--- Source data ---

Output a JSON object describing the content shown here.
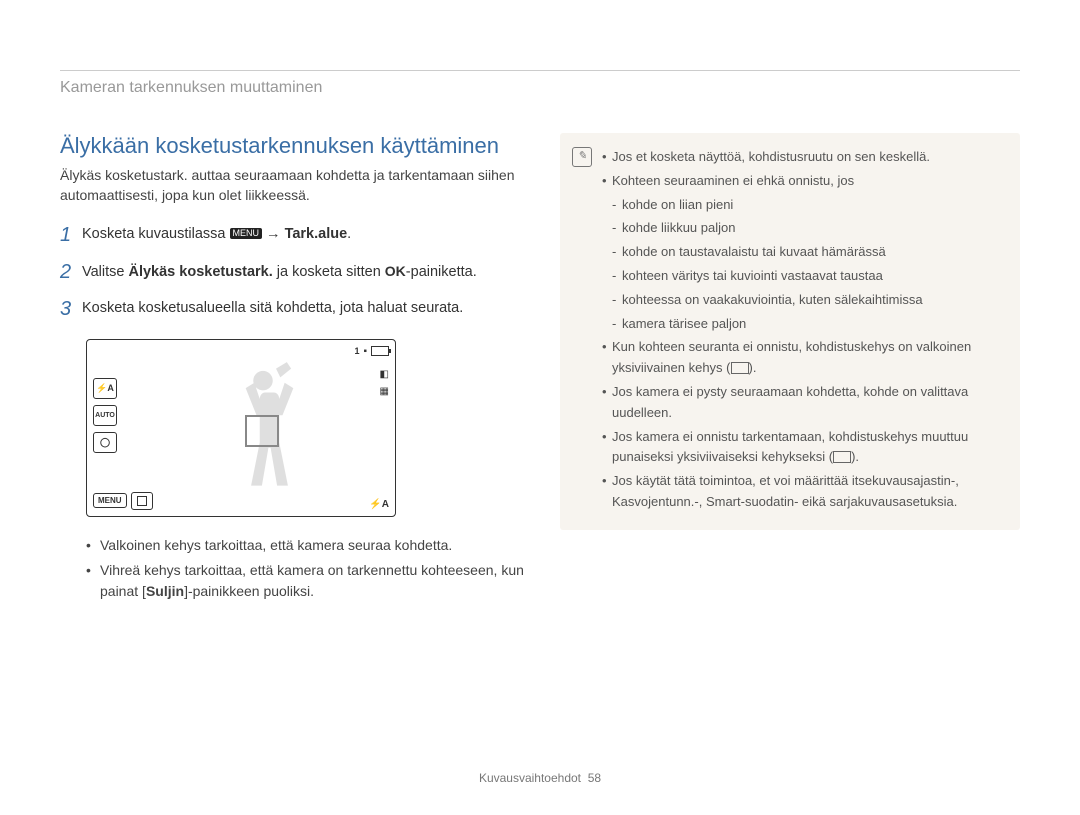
{
  "header": "Kameran tarkennuksen muuttaminen",
  "title": "Älykkään kosketustarkennuksen käyttäminen",
  "intro": "Älykäs kosketustark. auttaa seuraamaan kohdetta ja tarkentamaan siihen automaattisesti, jopa kun olet liikkeessä.",
  "steps": {
    "s1_a": "Kosketa kuvaustilassa ",
    "s1_menu": "MENU",
    "s1_b": " → ",
    "s1_c": "Tark.alue",
    "s1_d": ".",
    "s2_a": "Valitse ",
    "s2_b": "Älykäs kosketustark.",
    "s2_c": " ja kosketa sitten ",
    "s2_ok": "OK",
    "s2_d": "-painiketta.",
    "s3": "Kosketa kosketusalueella sitä kohdetta, jota haluat seurata."
  },
  "screenshot": {
    "top_right_count": "1",
    "menu_label": "MENU",
    "flash_label": "⚡A",
    "auto_label": "AUTO",
    "timer_label": "◯",
    "br_label": "⚡A"
  },
  "left_bullets": {
    "b1": "Valkoinen kehys tarkoittaa, että kamera seuraa kohdetta.",
    "b2_a": "Vihreä kehys tarkoittaa, että kamera on tarkennettu kohteeseen, kun painat [",
    "b2_b": "Suljin",
    "b2_c": "]-painikkeen puoliksi."
  },
  "note": {
    "n1": "Jos et kosketa näyttöä, kohdistusruutu on sen keskellä.",
    "n2": "Kohteen seuraaminen ei ehkä onnistu, jos",
    "n2a": "kohde on liian pieni",
    "n2b": "kohde liikkuu paljon",
    "n2c": "kohde on taustavalaistu tai kuvaat hämärässä",
    "n2d": "kohteen väritys tai kuviointi vastaavat taustaa",
    "n2e": "kohteessa on vaakakuviointia, kuten sälekaihtimissa",
    "n2f": "kamera tärisee paljon",
    "n3_a": "Kun kohteen seuranta ei onnistu, kohdistuskehys on valkoinen yksiviivainen kehys (",
    "n3_b": ").",
    "n4": "Jos kamera ei pysty seuraamaan kohdetta, kohde on valittava uudelleen.",
    "n5_a": "Jos kamera ei onnistu tarkentamaan, kohdistuskehys muuttuu punaiseksi yksiviivaiseksi kehykseksi (",
    "n5_b": ").",
    "n6": "Jos käytät tätä toimintoa, et voi määrittää itsekuvausajastin-, Kasvojentunn.-, Smart-suodatin- eikä sarjakuvausasetuksia."
  },
  "footer_a": "Kuvausvaihtoehdot",
  "footer_b": "58"
}
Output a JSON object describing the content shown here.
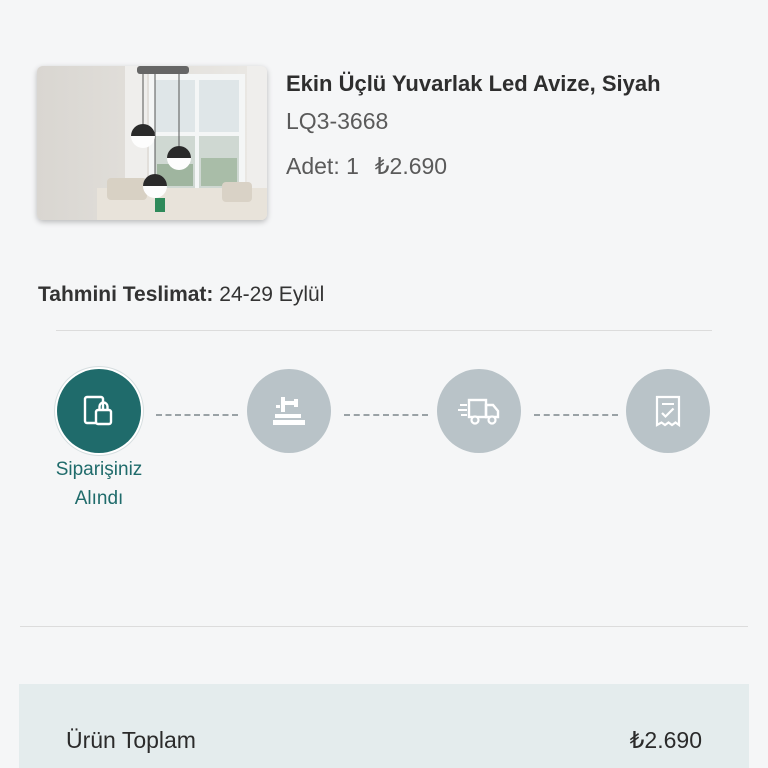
{
  "product": {
    "title": "Ekin Üçlü Yuvarlak Led Avize, Siyah",
    "sku": "LQ3-3668",
    "quantity_label": "Adet: 1",
    "price": "₺2.690",
    "image_icon": "pendant-lamp-photo"
  },
  "delivery": {
    "label": "Tahmini Teslimat:",
    "value": "24-29 Eylül"
  },
  "steps": [
    {
      "icon": "order-received-icon",
      "active": true,
      "label_line1": "Siparişiniz",
      "label_line2": "Alındı"
    },
    {
      "icon": "preparing-icon",
      "active": false
    },
    {
      "icon": "shipping-truck-icon",
      "active": false
    },
    {
      "icon": "delivered-receipt-icon",
      "active": false
    }
  ],
  "summary": {
    "label": "Ürün Toplam",
    "value": "₺2.690"
  },
  "colors": {
    "accent": "#1f6b6b",
    "step_inactive": "#b9c3c8",
    "summary_bg": "#e4eced",
    "page_bg": "#f5f6f7"
  }
}
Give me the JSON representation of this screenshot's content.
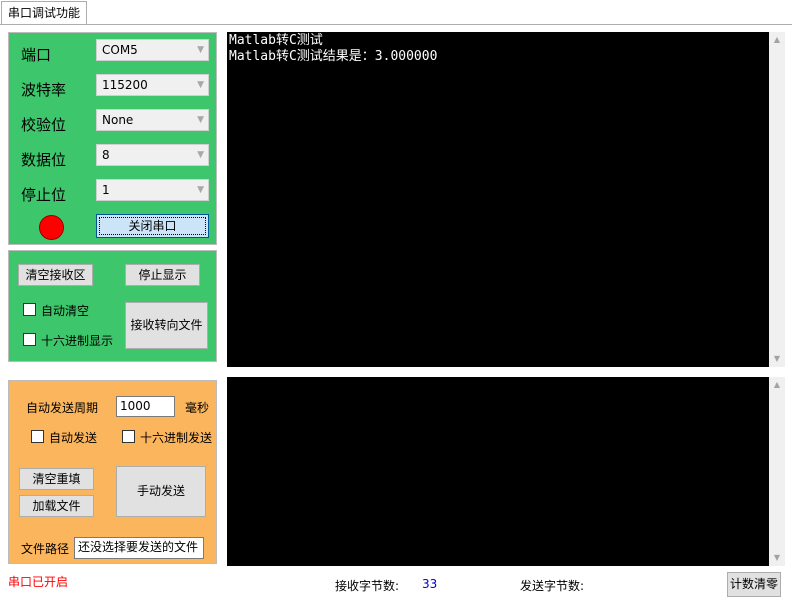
{
  "tab": {
    "label": "串口调试功能"
  },
  "serial": {
    "port_label": "端口",
    "port_value": "COM5",
    "baud_label": "波特率",
    "baud_value": "115200",
    "parity_label": "校验位",
    "parity_value": "None",
    "databits_label": "数据位",
    "databits_value": "8",
    "stopbits_label": "停止位",
    "stopbits_value": "1",
    "status_color": "#ff0000",
    "toggle_button": "关闭串口"
  },
  "receive": {
    "clear_button": "清空接收区",
    "stop_display_button": "停止显示",
    "auto_clear_label": "自动清空",
    "hex_display_label": "十六进制显示",
    "redirect_button": "接收转向文件",
    "output_lines": [
      "Matlab转C测试",
      "Matlab转C测试结果是：3.000000"
    ]
  },
  "send": {
    "period_label": "自动发送周期",
    "period_value": "1000",
    "period_unit": "毫秒",
    "auto_send_label": "自动发送",
    "hex_send_label": "十六进制发送",
    "clear_resend_button": "清空重填",
    "load_file_button": "加载文件",
    "manual_send_button": "手动发送",
    "file_path_label": "文件路径",
    "file_path_value": "还没选择要发送的文件"
  },
  "status": {
    "port_status": "串口已开启",
    "rx_label": "接收字节数:",
    "rx_count": "33",
    "tx_label": "发送字节数:",
    "tx_count": "",
    "reset_button": "计数清零"
  },
  "colors": {
    "serial_panel": "#3dc66b",
    "send_panel": "#fbb55c",
    "terminal_bg": "#000000",
    "status_red": "#ff0000",
    "count_blue": "#0000cc"
  }
}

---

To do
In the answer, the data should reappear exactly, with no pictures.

Solution to this problem
Output a JSON object describing the content shown here.
{
  "header": "Kameran tarkennuksen muuttaminen",
  "title": "Älykkään kosketustarkennuksen käyttäminen",
  "intro": "Älykäs kosketustark. auttaa seuraamaan kohdetta ja tarkentamaan siihen automaattisesti, jopa kun olet liikkeessä.",
  "steps": {
    "s1_a": "Kosketa kuvaustilassa ",
    "s1_menu": "MENU",
    "s1_b": " → ",
    "s1_c": "Tark.alue",
    "s1_d": ".",
    "s2_a": "Valitse ",
    "s2_b": "Älykäs kosketustark.",
    "s2_c": " ja kosketa sitten ",
    "s2_ok": "OK",
    "s2_d": "-painiketta.",
    "s3": "Kosketa kosketusalueella sitä kohdetta, jota haluat seurata."
  },
  "screenshot": {
    "top_right_count": "1",
    "menu_label": "MENU",
    "flash_label": "⚡A",
    "auto_label": "AUTO",
    "timer_label": "◯",
    "br_label": "⚡A"
  },
  "left_bullets": {
    "b1": "Valkoinen kehys tarkoittaa, että kamera seuraa kohdetta.",
    "b2_a": "Vihreä kehys tarkoittaa, että kamera on tarkennettu kohteeseen, kun painat [",
    "b2_b": "Suljin",
    "b2_c": "]-painikkeen puoliksi."
  },
  "note": {
    "n1": "Jos et kosketa näyttöä, kohdistusruutu on sen keskellä.",
    "n2": "Kohteen seuraaminen ei ehkä onnistu, jos",
    "n2a": "kohde on liian pieni",
    "n2b": "kohde liikkuu paljon",
    "n2c": "kohde on taustavalaistu tai kuvaat hämärässä",
    "n2d": "kohteen väritys tai kuviointi vastaavat taustaa",
    "n2e": "kohteessa on vaakakuviointia, kuten sälekaihtimissa",
    "n2f": "kamera tärisee paljon",
    "n3_a": "Kun kohteen seuranta ei onnistu, kohdistuskehys on valkoinen yksiviivainen kehys (",
    "n3_b": ").",
    "n4": "Jos kamera ei pysty seuraamaan kohdetta, kohde on valittava uudelleen.",
    "n5_a": "Jos kamera ei onnistu tarkentamaan, kohdistuskehys muuttuu punaiseksi yksiviivaiseksi kehykseksi (",
    "n5_b": ").",
    "n6": "Jos käytät tätä toimintoa, et voi määrittää itsekuvausajastin-, Kasvojentunn.-, Smart-suodatin- eikä sarjakuvausasetuksia."
  },
  "footer_a": "Kuvausvaihtoehdot",
  "footer_b": "58"
}
Output a JSON object describing the content shown here.
{
  "product": {
    "title": "Ekin Üçlü Yuvarlak Led Avize, Siyah",
    "sku": "LQ3-3668",
    "quantity_label": "Adet: 1",
    "price": "₺2.690",
    "image_icon": "pendant-lamp-photo"
  },
  "delivery": {
    "label": "Tahmini Teslimat:",
    "value": "24-29 Eylül"
  },
  "steps": [
    {
      "icon": "order-received-icon",
      "active": true,
      "label_line1": "Siparişiniz",
      "label_line2": "Alındı"
    },
    {
      "icon": "preparing-icon",
      "active": false
    },
    {
      "icon": "shipping-truck-icon",
      "active": false
    },
    {
      "icon": "delivered-receipt-icon",
      "active": false
    }
  ],
  "summary": {
    "label": "Ürün Toplam",
    "value": "₺2.690"
  },
  "colors": {
    "accent": "#1f6b6b",
    "step_inactive": "#b9c3c8",
    "summary_bg": "#e4eced",
    "page_bg": "#f5f6f7"
  }
}
Give me the JSON representation of this screenshot's content.
{
  "tab": {
    "label": "串口调试功能"
  },
  "serial": {
    "port_label": "端口",
    "port_value": "COM5",
    "baud_label": "波特率",
    "baud_value": "115200",
    "parity_label": "校验位",
    "parity_value": "None",
    "databits_label": "数据位",
    "databits_value": "8",
    "stopbits_label": "停止位",
    "stopbits_value": "1",
    "status_color": "#ff0000",
    "toggle_button": "关闭串口"
  },
  "receive": {
    "clear_button": "清空接收区",
    "stop_display_button": "停止显示",
    "auto_clear_label": "自动清空",
    "hex_display_label": "十六进制显示",
    "redirect_button": "接收转向文件",
    "output_lines": [
      "Matlab转C测试",
      "Matlab转C测试结果是：3.000000"
    ]
  },
  "send": {
    "period_label": "自动发送周期",
    "period_value": "1000",
    "period_unit": "毫秒",
    "auto_send_label": "自动发送",
    "hex_send_label": "十六进制发送",
    "clear_resend_button": "清空重填",
    "load_file_button": "加载文件",
    "manual_send_button": "手动发送",
    "file_path_label": "文件路径",
    "file_path_value": "还没选择要发送的文件"
  },
  "status": {
    "port_status": "串口已开启",
    "rx_label": "接收字节数:",
    "rx_count": "33",
    "tx_label": "发送字节数:",
    "tx_count": "",
    "reset_button": "计数清零"
  },
  "colors": {
    "serial_panel": "#3dc66b",
    "send_panel": "#fbb55c",
    "terminal_bg": "#000000",
    "status_red": "#ff0000",
    "count_blue": "#0000cc"
  }
}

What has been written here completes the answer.